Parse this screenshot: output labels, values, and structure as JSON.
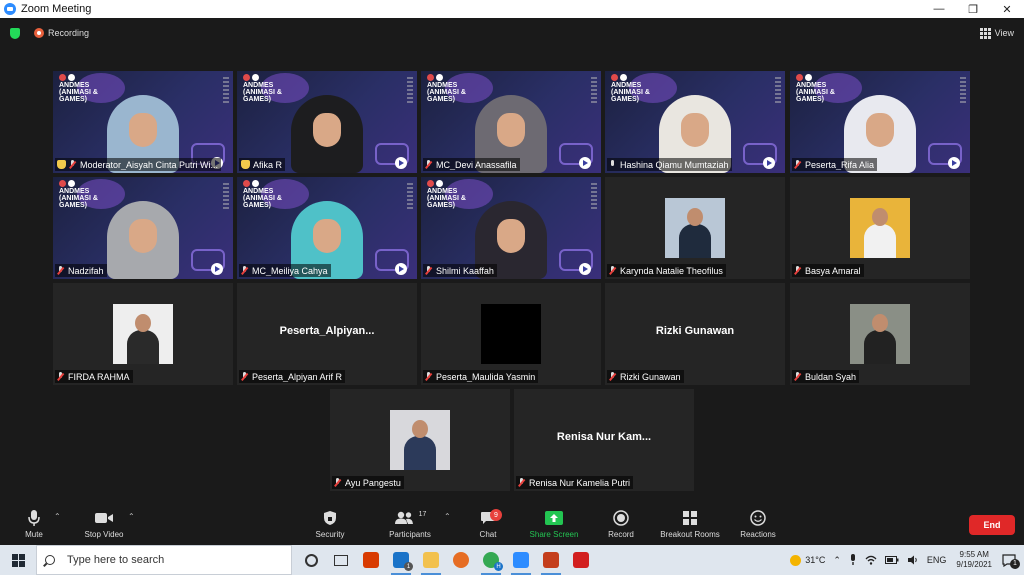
{
  "window": {
    "title": "Zoom Meeting",
    "controls": [
      "—",
      "❐",
      "✕"
    ]
  },
  "meeting": {
    "recording_label": "Recording",
    "view_label": "View",
    "brand_text": "ANDMES\n(ANIMASI &\nGAMES)",
    "participants": [
      {
        "name": "Moderator_Aisyah Cinta Putri Wi...",
        "kind": "video",
        "hijab": "#9ab6cf",
        "hand": true,
        "mic": "muted"
      },
      {
        "name": "Afika R",
        "kind": "video",
        "hijab": "#1d1d1f",
        "hand": true,
        "mic": "none"
      },
      {
        "name": "MC_Devi Anassafila",
        "kind": "video",
        "hijab": "#6d6a72",
        "hand": false,
        "mic": "muted"
      },
      {
        "name": "Hashina Qiamu Mumtaziah",
        "kind": "video",
        "hijab": "#e9e6e0",
        "hand": false,
        "mic": "on",
        "active": true
      },
      {
        "name": "Peserta_Rifa Alia",
        "kind": "video",
        "hijab": "#e8e9ef",
        "hand": false,
        "mic": "muted"
      },
      {
        "name": "Nadzifah",
        "kind": "video",
        "hijab": "#a7a9ad",
        "hand": false,
        "mic": "muted"
      },
      {
        "name": "MC_Meiliya Cahya",
        "kind": "video",
        "hijab": "#4fc1c8",
        "hand": false,
        "mic": "muted"
      },
      {
        "name": "Shilmi Kaaffah",
        "kind": "video",
        "hijab": "#2a2730",
        "hand": false,
        "mic": "muted"
      },
      {
        "name": "Karynda Natalie Theofilus",
        "kind": "photo",
        "photo_bg": "#b9c7d6",
        "body": "#1f2b3d",
        "mic": "muted"
      },
      {
        "name": "Basya Amaral",
        "kind": "photo",
        "photo_bg": "#e9b43a",
        "body": "#f1f1f1",
        "mic": "muted"
      },
      {
        "name": "FIRDA RAHMA",
        "kind": "photo",
        "photo_bg": "#eeeeee",
        "body": "#2a2a2a",
        "mic": "muted"
      },
      {
        "name": "Peserta_Alpiyan Arif R",
        "kind": "name",
        "big": "Peserta_Alpiyan...",
        "mic": "muted"
      },
      {
        "name": "Peserta_Maulida Yasmin",
        "kind": "photo",
        "photo_bg": "#000000",
        "body": "#000000",
        "mic": "muted"
      },
      {
        "name": "Rizki Gunawan",
        "kind": "name",
        "big": "Rizki Gunawan",
        "mic": "muted"
      },
      {
        "name": "Buldan Syah",
        "kind": "photo",
        "photo_bg": "#8a8f86",
        "body": "#222222",
        "mic": "muted"
      },
      {
        "name": "Ayu Pangestu",
        "kind": "photo",
        "photo_bg": "#d8d8dc",
        "body": "#2c3a5a",
        "mic": "muted"
      },
      {
        "name": "Renisa Nur Kamelia Putri",
        "kind": "name",
        "big": "Renisa Nur Kam...",
        "mic": "muted"
      }
    ]
  },
  "toolbar": {
    "mute": "Mute",
    "stop_video": "Stop Video",
    "security": "Security",
    "participants": "Participants",
    "participants_count": "17",
    "chat": "Chat",
    "chat_badge": "9",
    "share_screen": "Share Screen",
    "record": "Record",
    "breakout_rooms": "Breakout Rooms",
    "reactions": "Reactions",
    "end": "End",
    "colors": {
      "share": "#23c552",
      "end": "#e02828"
    }
  },
  "taskbar": {
    "search_placeholder": "Type here to search",
    "weather": "31°C",
    "language": "ENG",
    "time": "9:55 AM",
    "date": "9/19/2021",
    "notification_count": "1",
    "mail_badge": "1",
    "chrome_badge": "H",
    "apps": [
      {
        "name": "cortana-icon",
        "color": "#333333"
      },
      {
        "name": "task-view-icon",
        "color": "#333333"
      },
      {
        "name": "office-icon",
        "color": "#d83b01"
      },
      {
        "name": "mail-icon",
        "color": "#1a73c8"
      },
      {
        "name": "file-explorer-icon",
        "color": "#f2c14e"
      },
      {
        "name": "firefox-icon",
        "color": "#e66d24"
      },
      {
        "name": "chrome-icon",
        "color": "#34a853"
      },
      {
        "name": "zoom-icon",
        "color": "#2d8cff"
      },
      {
        "name": "powerpoint-icon",
        "color": "#c43e1c"
      },
      {
        "name": "acrobat-icon",
        "color": "#d21f1f"
      }
    ]
  }
}
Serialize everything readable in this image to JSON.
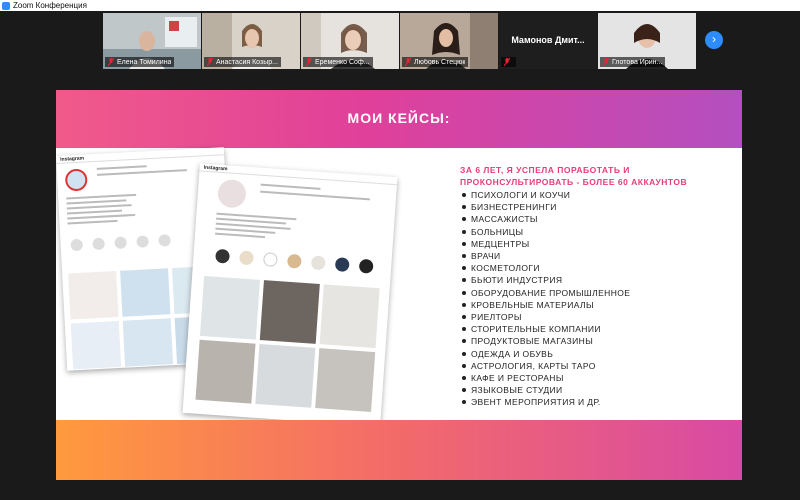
{
  "window": {
    "title": "Zoom Конференция"
  },
  "participants": [
    {
      "name": "Елена Томилина",
      "video": true
    },
    {
      "name": "Анастасия Козыр...",
      "video": true,
      "active": true
    },
    {
      "name": "Еременко Соф...",
      "video": true
    },
    {
      "name": "Любовь Стецюк",
      "video": true
    },
    {
      "name": "Мамонов Дмит...",
      "video": false
    },
    {
      "name": "Глотова Ирин...",
      "video": true
    }
  ],
  "slide": {
    "heading": "МОИ КЕЙСЫ:",
    "lead": "ЗА 6 ЛЕТ, Я УСПЕЛА ПОРАБОТАТЬ И ПРОКОНСУЛЬТИРОВАТЬ - БОЛЕЕ 60 АККАУНТОВ",
    "items": [
      "ПСИХОЛОГИ И КОУЧИ",
      "БИЗНЕСТРЕНИНГИ",
      "МАССАЖИСТЫ",
      "БОЛЬНИЦЫ",
      "МЕДЦЕНТРЫ",
      "ВРАЧИ",
      "КОСМЕТОЛОГИ",
      "БЬЮТИ ИНДУСТРИЯ",
      "ОБОРУДОВАНИЕ ПРОМЫШЛЕННОЕ",
      "КРОВЕЛЬНЫЕ МАТЕРИАЛЫ",
      "РИЕЛТОРЫ",
      "СТОРИТЕЛЬНЫЕ КОМПАНИИ",
      "ПРОДУКТОВЫЕ МАГАЗИНЫ",
      "ОДЕЖДА И ОБУВЬ",
      "АСТРОЛОГИЯ, КАРТЫ ТАРО",
      "КАФЕ И РЕСТОРАНЫ",
      "ЯЗЫКОВЫЕ СТУДИИ",
      "ЭВЕНТ МЕРОПРИЯТИЯ И ДР."
    ],
    "mockups": [
      {
        "brand": "Instagram"
      },
      {
        "brand": "Instagram"
      }
    ]
  },
  "colors": {
    "accent_pink": "#e63d7a",
    "zoom_blue": "#2d8cff",
    "active_speaker": "#7cc242"
  }
}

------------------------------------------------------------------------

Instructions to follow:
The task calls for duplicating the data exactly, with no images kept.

Completed exercise:
Parse this screenshot: output labels, values, and structure as JSON.
{
  "window": {
    "title": "Zoom Meeting",
    "controls": [
      "—",
      "❐",
      "✕"
    ]
  },
  "meeting": {
    "recording_label": "Recording",
    "view_label": "View",
    "brand_text": "ANDMES\n(ANIMASI &\nGAMES)",
    "participants": [
      {
        "name": "Moderator_Aisyah Cinta Putri Wi...",
        "kind": "video",
        "hijab": "#9ab6cf",
        "hand": true,
        "mic": "muted"
      },
      {
        "name": "Afika R",
        "kind": "video",
        "hijab": "#1d1d1f",
        "hand": true,
        "mic": "none"
      },
      {
        "name": "MC_Devi Anassafila",
        "kind": "video",
        "hijab": "#6d6a72",
        "hand": false,
        "mic": "muted"
      },
      {
        "name": "Hashina Qiamu Mumtaziah",
        "kind": "video",
        "hijab": "#e9e6e0",
        "hand": false,
        "mic": "on",
        "active": true
      },
      {
        "name": "Peserta_Rifa Alia",
        "kind": "video",
        "hijab": "#e8e9ef",
        "hand": false,
        "mic": "muted"
      },
      {
        "name": "Nadzifah",
        "kind": "video",
        "hijab": "#a7a9ad",
        "hand": false,
        "mic": "muted"
      },
      {
        "name": "MC_Meiliya Cahya",
        "kind": "video",
        "hijab": "#4fc1c8",
        "hand": false,
        "mic": "muted"
      },
      {
        "name": "Shilmi Kaaffah",
        "kind": "video",
        "hijab": "#2a2730",
        "hand": false,
        "mic": "muted"
      },
      {
        "name": "Karynda Natalie Theofilus",
        "kind": "photo",
        "photo_bg": "#b9c7d6",
        "body": "#1f2b3d",
        "mic": "muted"
      },
      {
        "name": "Basya Amaral",
        "kind": "photo",
        "photo_bg": "#e9b43a",
        "body": "#f1f1f1",
        "mic": "muted"
      },
      {
        "name": "FIRDA RAHMA",
        "kind": "photo",
        "photo_bg": "#eeeeee",
        "body": "#2a2a2a",
        "mic": "muted"
      },
      {
        "name": "Peserta_Alpiyan Arif R",
        "kind": "name",
        "big": "Peserta_Alpiyan...",
        "mic": "muted"
      },
      {
        "name": "Peserta_Maulida Yasmin",
        "kind": "photo",
        "photo_bg": "#000000",
        "body": "#000000",
        "mic": "muted"
      },
      {
        "name": "Rizki Gunawan",
        "kind": "name",
        "big": "Rizki Gunawan",
        "mic": "muted"
      },
      {
        "name": "Buldan Syah",
        "kind": "photo",
        "photo_bg": "#8a8f86",
        "body": "#222222",
        "mic": "muted"
      },
      {
        "name": "Ayu Pangestu",
        "kind": "photo",
        "photo_bg": "#d8d8dc",
        "body": "#2c3a5a",
        "mic": "muted"
      },
      {
        "name": "Renisa Nur Kamelia Putri",
        "kind": "name",
        "big": "Renisa Nur Kam...",
        "mic": "muted"
      }
    ]
  },
  "toolbar": {
    "mute": "Mute",
    "stop_video": "Stop Video",
    "security": "Security",
    "participants": "Participants",
    "participants_count": "17",
    "chat": "Chat",
    "chat_badge": "9",
    "share_screen": "Share Screen",
    "record": "Record",
    "breakout_rooms": "Breakout Rooms",
    "reactions": "Reactions",
    "end": "End",
    "colors": {
      "share": "#23c552",
      "end": "#e02828"
    }
  },
  "taskbar": {
    "search_placeholder": "Type here to search",
    "weather": "31°C",
    "language": "ENG",
    "time": "9:55 AM",
    "date": "9/19/2021",
    "notification_count": "1",
    "mail_badge": "1",
    "chrome_badge": "H",
    "apps": [
      {
        "name": "cortana-icon",
        "color": "#333333"
      },
      {
        "name": "task-view-icon",
        "color": "#333333"
      },
      {
        "name": "office-icon",
        "color": "#d83b01"
      },
      {
        "name": "mail-icon",
        "color": "#1a73c8"
      },
      {
        "name": "file-explorer-icon",
        "color": "#f2c14e"
      },
      {
        "name": "firefox-icon",
        "color": "#e66d24"
      },
      {
        "name": "chrome-icon",
        "color": "#34a853"
      },
      {
        "name": "zoom-icon",
        "color": "#2d8cff"
      },
      {
        "name": "powerpoint-icon",
        "color": "#c43e1c"
      },
      {
        "name": "acrobat-icon",
        "color": "#d21f1f"
      }
    ]
  }
}
Serialize everything readable in this image to JSON.
{
  "window": {
    "title": "Zoom Конференция"
  },
  "participants": [
    {
      "name": "Елена Томилина",
      "video": true
    },
    {
      "name": "Анастасия Козыр...",
      "video": true,
      "active": true
    },
    {
      "name": "Еременко Соф...",
      "video": true
    },
    {
      "name": "Любовь Стецюк",
      "video": true
    },
    {
      "name": "Мамонов Дмит...",
      "video": false
    },
    {
      "name": "Глотова Ирин...",
      "video": true
    }
  ],
  "slide": {
    "heading": "МОИ КЕЙСЫ:",
    "lead": "ЗА 6 ЛЕТ, Я УСПЕЛА ПОРАБОТАТЬ И ПРОКОНСУЛЬТИРОВАТЬ - БОЛЕЕ 60 АККАУНТОВ",
    "items": [
      "ПСИХОЛОГИ И КОУЧИ",
      "БИЗНЕСТРЕНИНГИ",
      "МАССАЖИСТЫ",
      "БОЛЬНИЦЫ",
      "МЕДЦЕНТРЫ",
      "ВРАЧИ",
      "КОСМЕТОЛОГИ",
      "БЬЮТИ ИНДУСТРИЯ",
      "ОБОРУДОВАНИЕ ПРОМЫШЛЕННОЕ",
      "КРОВЕЛЬНЫЕ МАТЕРИАЛЫ",
      "РИЕЛТОРЫ",
      "СТОРИТЕЛЬНЫЕ КОМПАНИИ",
      "ПРОДУКТОВЫЕ МАГАЗИНЫ",
      "ОДЕЖДА И ОБУВЬ",
      "АСТРОЛОГИЯ, КАРТЫ ТАРО",
      "КАФЕ И РЕСТОРАНЫ",
      "ЯЗЫКОВЫЕ СТУДИИ",
      "ЭВЕНТ МЕРОПРИЯТИЯ И ДР."
    ],
    "mockups": [
      {
        "brand": "Instagram"
      },
      {
        "brand": "Instagram"
      }
    ]
  },
  "colors": {
    "accent_pink": "#e63d7a",
    "zoom_blue": "#2d8cff",
    "active_speaker": "#7cc242"
  }
}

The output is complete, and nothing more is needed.